Aggh. Hack Ptui. I went down to Lake Union tonight to practice kayak self-rescues with a few other guys. I’ve never been capsized involuntarily, but my last class in this was over two years ago, and I’ve been a little concerned about being able to do it in dire circumstances.
It involves rolling the kayak 180 degrees, exiting the boat while you still are able to hold your breath, all the while holding onto the boat because it’s your only friend in the water. When kayakers drown, it’s the boat they find, not the body.
That’s only the first part. Because a kayak rolls so easily, you can’t simply grab the side and haul yourself back into the cockpit. You detach the inflatable paddle float that you hopefully are carrying in an easy-to-reach place on your deck, pull it over the paddle blade, and inflate it. This presumes that your paddle didn’t get away from you during the submersion and float away in the current, like Wilson did from Tom Hanks in Castaway.
Using the paddle with attached float as a sort of outrigger to stabilize the kayak, you haul your wet and freezing ass onto the rear deck, then carefully slip one leg, then the other, then the aforementioned sorry ass into the cockpit, all the while being careful not to shift your weight to the side of the boat not supported by the paddle outrigger, or you’ll roll right back into the water.
Once in the boat and reasonably balanced, you ascertain that the boat is nearly completely submerged because IT’S DAMN NEAR FULL OF WATER. You reach back to the deck and pry loose the bilge pump that you usually forget on your way out the door on so many kayak expeditions, and proceed to pump water furiously over the side in hopes of getting your bow horizontal. Although each stroke with the pump seems to eject a Guinness-sized pint of water (often the same color, with the same sudsy head, the same shade of viscous fluid that you’ve been horking out your nose and mouth since you went over), you notice that your sea kayak, whose capaciousness you were formerly wont to celebrate, holds a fuck of a lot of water.
On the bright side, the energy expended on pumping gradually quells your hypothermic shivering, and by the time the boat is empty, you’re warm again but probably too exhausted to paddle to shore, which is not possible anyway because while you were concentrating on pumping, your paddle floated away on its journey to a rocky beach in the Aleutians and the perplexed stares of Stellar’s sea lions.
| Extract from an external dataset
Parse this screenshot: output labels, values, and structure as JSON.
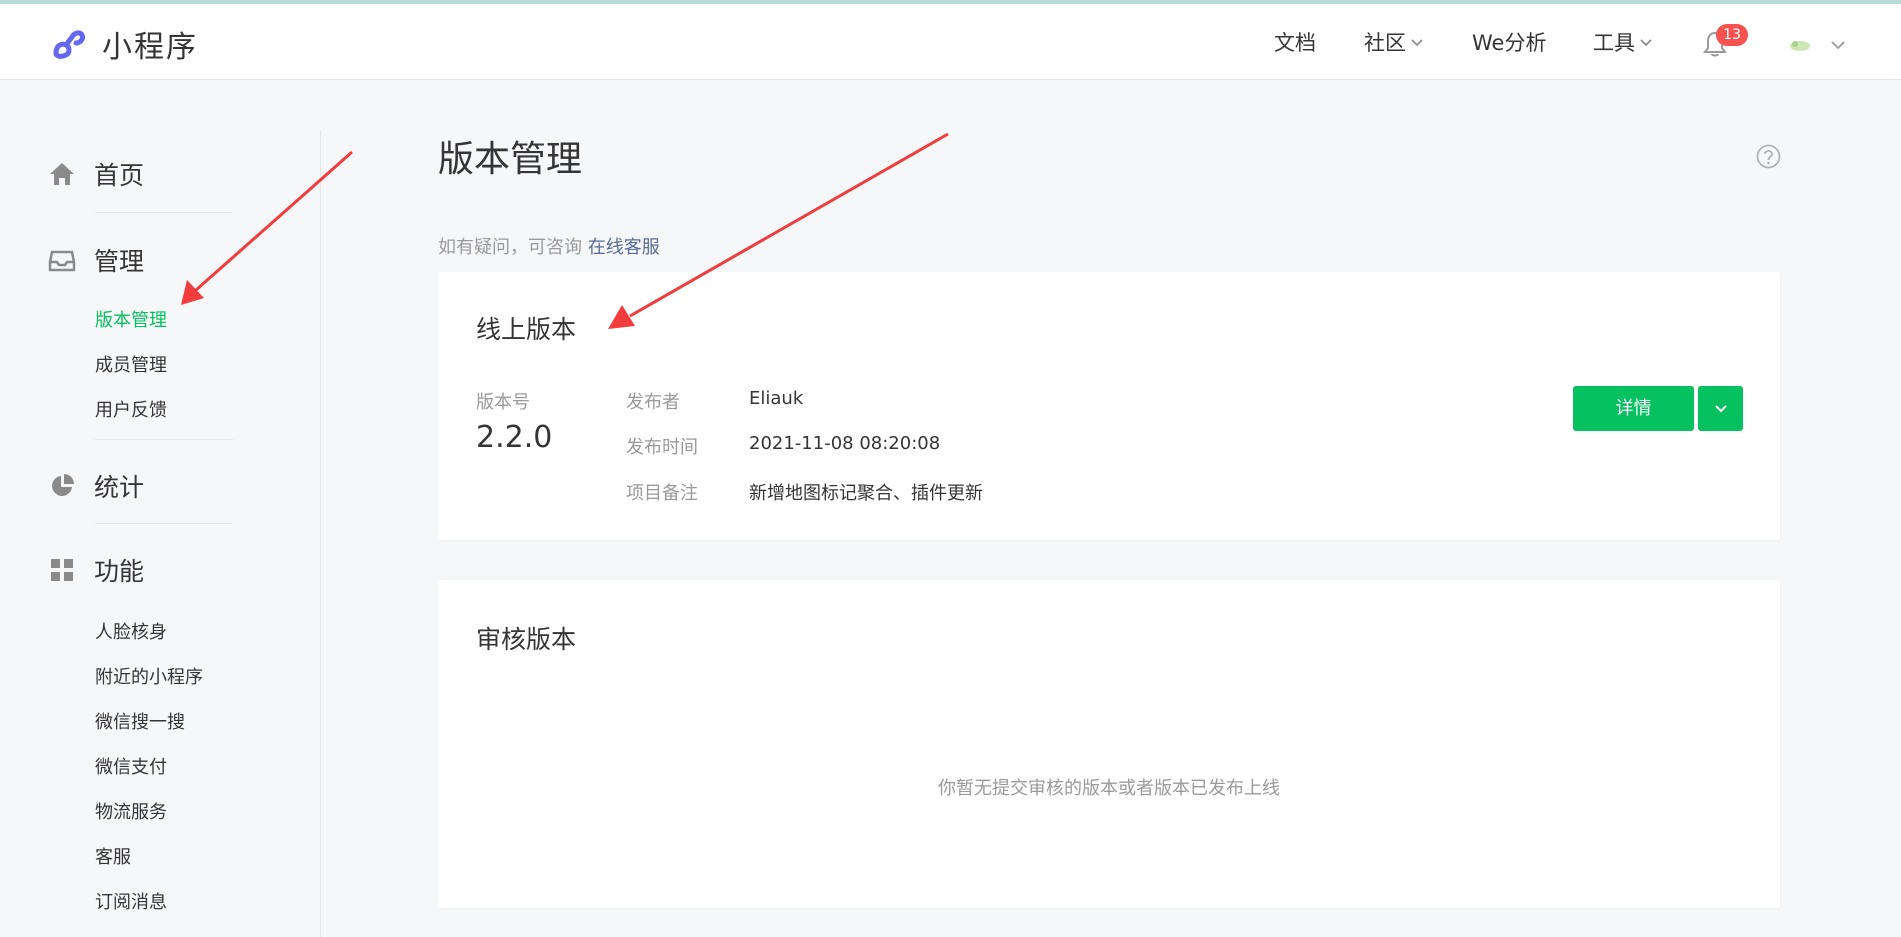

In this most inopportune moment, you recall deriding the Safety Sams who strapped spare paddles to their decks. Yeah, the same guys who always bring extra food and water, have safety flares in easy reach, and soccer whistles around their necks to summon help, the guys now slurping hot chowder and Hale’s Pale Ale in the tavern in the harbor, wondering if enough time has elapsed that they should call the Coast Guard about you. “Let’s give it another pitcher,” they agree, as your shivering recommences.
I’m glad I got my butt out and did this tonight, despite having one ear solidly plugged with water, and the creeping paranoia about coliform levels in our jewel of an inland sea. I need to repeat it far more often, and in colder water and less beneficent wind and wave conditions.